Will Self is an author and journalist. His books include Umbrella, Shark, The Book of Dave and The Butt. He writes the Madness of Crowds and Real Meals columns for the New Statesman.
One of the many great things about Australia is a genuine, if slightly abrasive egalitarianism.
Labour MPs should be swapped for migrants – and I’ll happily declare Tories, Scots Nats and entire marauding phalanxes of Pilates instructors stateless as well.
I’ll tell you one thing about Jeremy Clarkson. He always files on time and his spelling is immaculate.
Not many people realise how strong Buddhism is in contemporary Scotland, or that arguably the reason for this is topographic as much as spiritual.
“Suburban!” I expostulated. “That thing’s big enough to contain an entire suburb!”
The only possible course for the ethical meat-eater is to accept that our diet, in common with so many other of our lifestyle choices, is a matter of what we feel comfortable with, and to leave it at that.
It occurred to me that the only possible summation would be a paraphrase of Dr Johnson’s infamous remarks about female preachers, which is to say, I was amazed not so much by the Who playing well, as that they were capable of playing at all.
It’s an all-you-can-eat buffet and soup kitchen combined.

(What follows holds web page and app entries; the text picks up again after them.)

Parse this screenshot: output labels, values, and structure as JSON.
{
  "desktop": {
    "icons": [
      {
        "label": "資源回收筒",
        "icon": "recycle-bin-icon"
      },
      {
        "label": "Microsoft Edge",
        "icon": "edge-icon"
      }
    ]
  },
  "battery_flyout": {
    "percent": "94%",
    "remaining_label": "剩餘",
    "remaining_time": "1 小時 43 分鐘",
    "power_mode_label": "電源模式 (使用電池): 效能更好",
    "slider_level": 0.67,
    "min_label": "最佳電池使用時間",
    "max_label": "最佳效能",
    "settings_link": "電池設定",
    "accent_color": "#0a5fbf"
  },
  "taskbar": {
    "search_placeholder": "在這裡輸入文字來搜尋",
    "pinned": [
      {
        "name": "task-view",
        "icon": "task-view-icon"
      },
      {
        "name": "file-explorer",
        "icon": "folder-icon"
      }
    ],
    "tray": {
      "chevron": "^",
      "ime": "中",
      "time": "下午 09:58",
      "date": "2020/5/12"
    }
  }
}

The question of whether being institutionalised helps the mentally ill cannot be engaged with on these terms. Being crowded together with a lot of distressed people is always distressing, no matter how sane you may be.
I happened to walk into a shop near Richmond Park and found scores if not hundreds of withered and skinny dicks dangling from the ceiling.
We notice you have ad blocking software enabled. Support the New Statesman’s quality, independent journalism by contributing now — and this message will disappear for the next 30 days.
If we cannot support the site on advertising revenue, we will have to introduce a pay wall — meaning fewer readers will have access to our incisive analysis, comprehensive culture coverage and groundbreaking long reads.